Monday, December 16, 2013

Bolillo Boy

New Socialist Cooking Tip

I haven't been cooking very much since I bought the truck. I haven't even had time to write about how busy it keeps me. I'm looking for another truck now, so I'll soon be twice as busy, I suppose.

When I do cook it's usually a steak. I get the nearly outdated ones and either cook them that day or freeze them, which kills off the bacteria that causes meat to go bad. I usually have my freezer compartment half full of nice steaks. (I wrap them in an extra plastic shopping bag to keep them from drying out. I do this with anything I freeze, practically, but my package of meat usually has a hole in it, because in the store, I poke a hole in the plastic with my finger to see if it smells bad.)

Not many people know this, but when you have a steak in a nice restaurant it's often been "aged." They just let it sit there in the cooler until it starts to get mold on it. Then they scrape it off and cook it.

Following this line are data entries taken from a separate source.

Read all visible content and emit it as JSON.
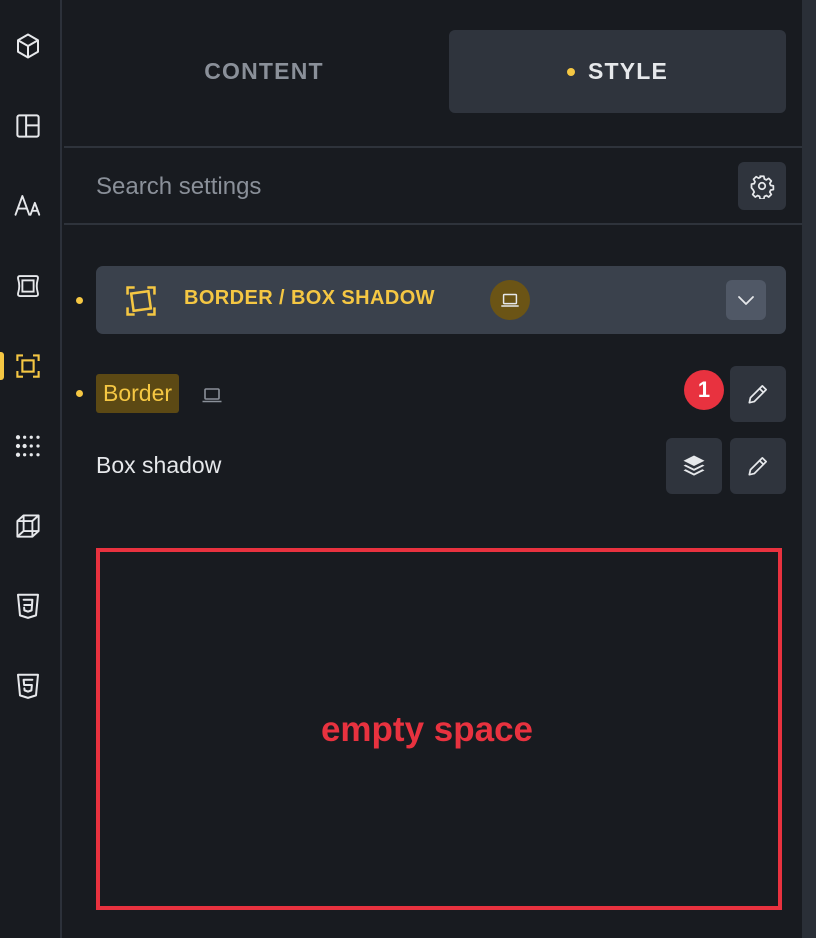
{
  "sidebar": {
    "items": [
      {
        "name": "cube-icon"
      },
      {
        "name": "layout-icon"
      },
      {
        "name": "typography-icon"
      },
      {
        "name": "spacing-icon"
      },
      {
        "name": "border-icon",
        "active": true
      },
      {
        "name": "grid-dots-icon"
      },
      {
        "name": "transform-icon"
      },
      {
        "name": "css3-icon"
      },
      {
        "name": "html5-icon"
      }
    ]
  },
  "tabs": {
    "content_label": "CONTENT",
    "style_label": "STYLE",
    "active": "style"
  },
  "search": {
    "placeholder": "Search settings",
    "settings_icon": "gear-icon"
  },
  "group": {
    "title": "BORDER / BOX SHADOW",
    "icon": "border-frame-icon",
    "badge_icon": "laptop-icon",
    "toggle_icon": "chevron-down-icon"
  },
  "rows": {
    "border": {
      "label": "Border",
      "device_icon": "laptop-icon",
      "notification_count": "1",
      "edit_icon": "pencil-icon"
    },
    "box_shadow": {
      "label": "Box shadow",
      "layers_icon": "layers-icon",
      "edit_icon": "pencil-icon"
    }
  },
  "annotation": {
    "label": "empty space"
  },
  "colors": {
    "background": "#181b20",
    "accent": "#f5c743",
    "panel": "#2f343d",
    "annotation": "#e8323f",
    "text": "#e6e8eb",
    "muted": "#8a9099"
  }
}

In the supermarket people don't like to be seen looking over the old meat. It's their ego controlling them. I could care less. If people see me buying a pack of meat with a big red tag on it, good. Maybe next time they won't be so stupid. But if you want to stay away from that meat, that's fine, too. There will still be some there when I get there. It's the same thing with picking up money off the ground People won't do it. Good. Leave it there. I want it. It's money. You've got your self respect, and I've got my self respect and the money.

A Bolillo a day

Since I started living in New Mexico full time I've fallen in love with a lot of things here, the food for example, including the Bolillo roll. Sometimes I take my lunch to work. I usually use sliced deli meat and leaf lettuce and sliced tomatoes and always put it on some kind of roll - i.e., good bread -- and usually a Bolillo roll.

If you want try a toasted Bolillo you could use a toaster oven. I have one but don't like cleaning it, so the other morning I toasted a Bolillo on the electric burner. I've done this with a gas burner, too. (I have an executive chef friend who cooks steaks on a gas burner.)

Cut the Bolillo in half and spread a little olive oil or butter on it, which tastes nice but keeps it from sticking to the burner, too. One of those basting brushes works nicely, but I don't have one right now so I just put some olive oil on my hand and spread it on with my fingertips. It doesn't take much, but if you like you can put it on a little heavy, too.

keeps the blues away

Believe me, this is a good as a weekend in Phoenix with a pretty senora.

Well. That weekend. That senora.


  1. Bolillos from Helen's Bakery are a must. A second choice are the bolillos from El Mesquite Market. Don't buy them from an American bakery/grocery store.